Aeronautics: China's Airbus, too many dads
24 June 2009
The inauguration of the first ever A320 to be assembled outside Europe was a big step for Chinese aviation and a milestone in a market much coveted by the West. To such an extent that in France, Germany and Britain, tempers have been frayed.
Fine weather, a packed house, and VIPs everywhere – it was a perfect setting for the ceremony to present the first Airbus A320 assembled in the only EADS factory outside Europe. China still holds the promise of undreamed of opportunities, and Airbus has found a springboard for an aviation market that remains dynamic, in spite of the financial crisis. Nine months after its official opening, 1,000 guests gathered in a hangar at the factory in Tianjin to see its first completed plane delivered to the Sino-European leasing company, Dragon Aviation. The aircraft will shortly enter into service for Sichuan Airlines on regular flights between Chengdu, Beijing and Shanghai.
Nationalistic trumpet blowing
By all accounts, the new production facility will be good for China. "We will establish a strong future for the Chinese aviation industry with the help of the Chinese aviation market," announced Airbus CEO, Germany's Thomas Enders. Completed on tight schedule in just over a year, the assembly plant at Tianjin (which is 115 kilometres east of Beijing) was officially opened in September 2008. Built to seal a deal for a record order of 150 planes, which was signed in Beijing at the end of 2005, it will also play a key role in establishing what Enders terms "a long-term strategic position." Today, Airbus has 40% of the Boeing-dominated Chinese aviation market, which is experiencing double-digit growth – and it has its sights set on 50%.

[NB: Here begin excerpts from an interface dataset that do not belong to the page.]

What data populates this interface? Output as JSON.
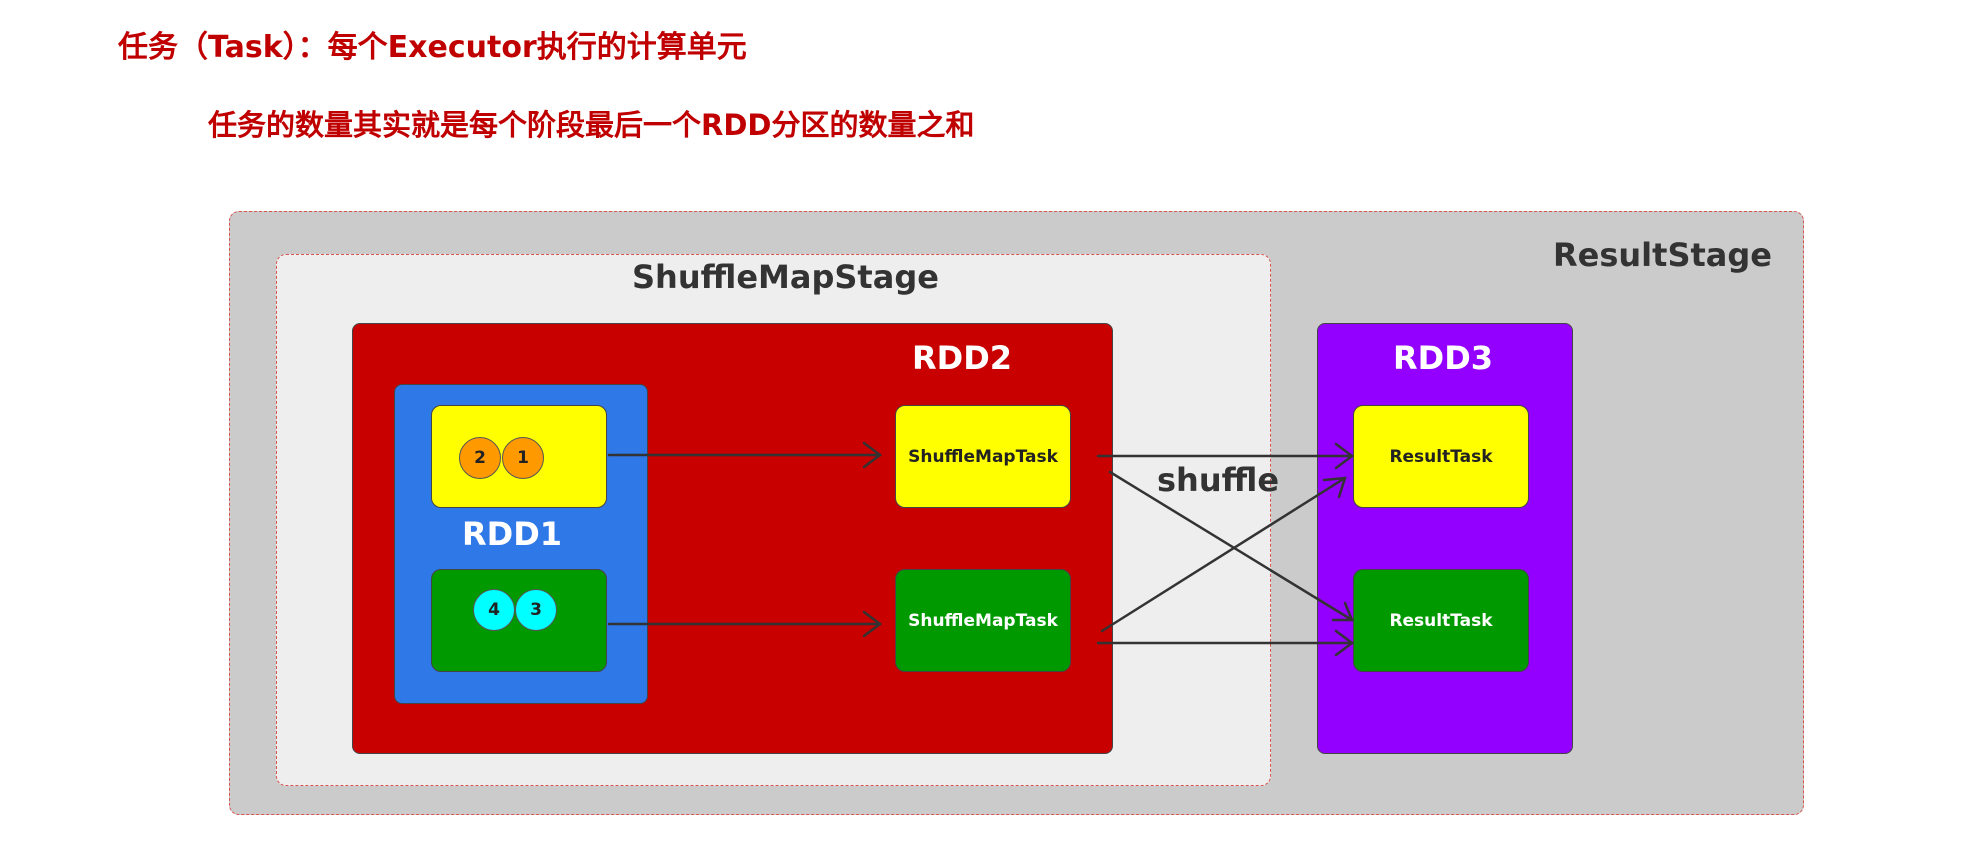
{
  "title": "任务（Task）：每个Executor执行的计算单元",
  "subtitle": "任务的数量其实就是每个阶段最后一个RDD分区的数量之和",
  "stages": {
    "result": "ResultStage",
    "shuffle_map": "ShuffleMapStage"
  },
  "rdds": {
    "rdd1": "RDD1",
    "rdd2": "RDD2",
    "rdd3": "RDD3"
  },
  "partitions": {
    "rdd1_top": [
      "2",
      "1"
    ],
    "rdd1_bottom": [
      "4",
      "3"
    ]
  },
  "tasks": {
    "shuffle_map_top": "ShuffleMapTask",
    "shuffle_map_bottom": "ShuffleMapTask",
    "result_top": "ResultTask",
    "result_bottom": "ResultTask"
  },
  "shuffle_label": "shuffle",
  "colors": {
    "heading": "#c00000",
    "rdd1": "#2f78e8",
    "rdd2": "#c80000",
    "rdd3": "#9400ff",
    "yellow": "#ffff00",
    "green": "#009a00",
    "orange": "#ff9900",
    "cyan": "#00ffff"
  }
}
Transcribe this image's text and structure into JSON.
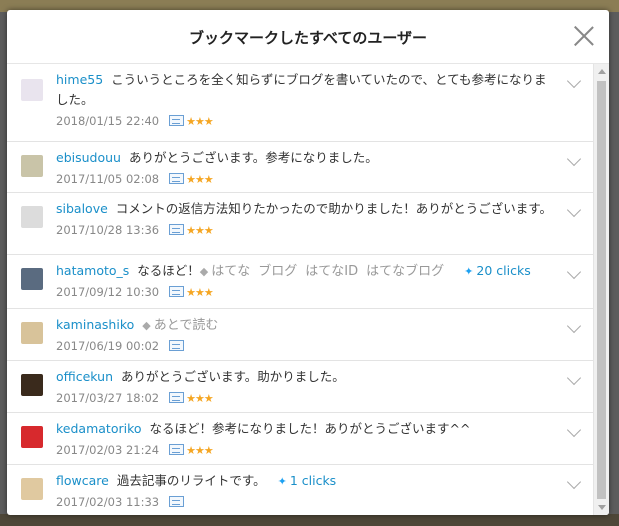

So is the project a European success? The inauguration of the first Airbus to be made in China was marked by a cacophony of nationalistic trumpet blowing, with Europeans climbing the podium to settle old scores. Eager to avoid being upstaged by Paris and Berlin, the British ambassador to China, William Geoffroy Ehrman, set the ball rolling when he announced that there were already 200 airliners powered by Rolls-Royce engines flying in China. German Secretary of State Hartmut Schauerte responded to this expression of nationalistic hubris with a declaration that emphasized how proud he was "to see the German industrial model reproduced in China.” Then came the turn of French ambassador, Hervé Ladsous, who – in the absence of the sorely missed French Finance Minister Christine Lagarde, who stayed away to attend Nicolas Sarkozy's addresss at Versailles – deliberately overlooked any German contribution when he affirmed that the project "was a fine example of Franco-Chinese and Sino-European cooperation." In an interview outside the ceremony, he later added that “France had been the driving force behind the process from the beginning.” In a word, the atmosphere was a little strained and marked by patriotic sparring – a testament to the importance of the Chinese market in a sector in the grip of a global recession. In spite of doubts about their finances and the slowdown caused by the economic crisis, Chinese airlines are continuing to increase their capacity. According to the head of Airbus China, Laurence Barron, approximately 3,000 planes with 100 seats or more will be needed by Chinese airlines over the next 20 years. The sheer scale of this figure is enough to develop a potential for conflict between the different countries of the European aviation group, with ambassadors battling for a share of the limelight.
But we must not imagine that China will be happy to remain a simple customer for Western aircraft companies. As in other technological sectors (railways, energy, telecommunications), Beijing plans to rapidly develop its ability to produce international class civil aircraft. In 2008, the Chinese government authorised the launch of the China Commercial Aircraft Company (Comac), which aims to deliver the first twin-engine jet to be fully manufactured in China, the ARJ21, by 2010. With a capacity for 90 passengers, the ARJ21 is unlikely to trouble the industry's big hitters. But Comac is also planning to launch its first large capacity wide-bodied jet, the C919, in partnership with the Chinese aviation conglomerates Avic I and Avic II, within the next eight years. In as much as these conglomerates are also shareholders in the plant at Tianjin (where Airbus holds a 51% stake), it is obvious that China aims to take advantage of technology transfers.
There have already been a number of incidents of attempted espionage at Airbus in Tianjin. However, all of this does not seem to bother the managing director of the plant Jean-Luc Charles. "There is not much in the way of technical innovation on the assembly line. Aviation is a sector that requires a lot of patience, and it's not easy to copy planes." However, the Chinese have shown a surprising ability to quickly penetrate markets that were thought to be the exclusive property of Western countries. So are we likely to see Chinese planes in the medium term? We will have to wait eight years to find out. In the meantime, Airbus should do its best to fill up its order book in China.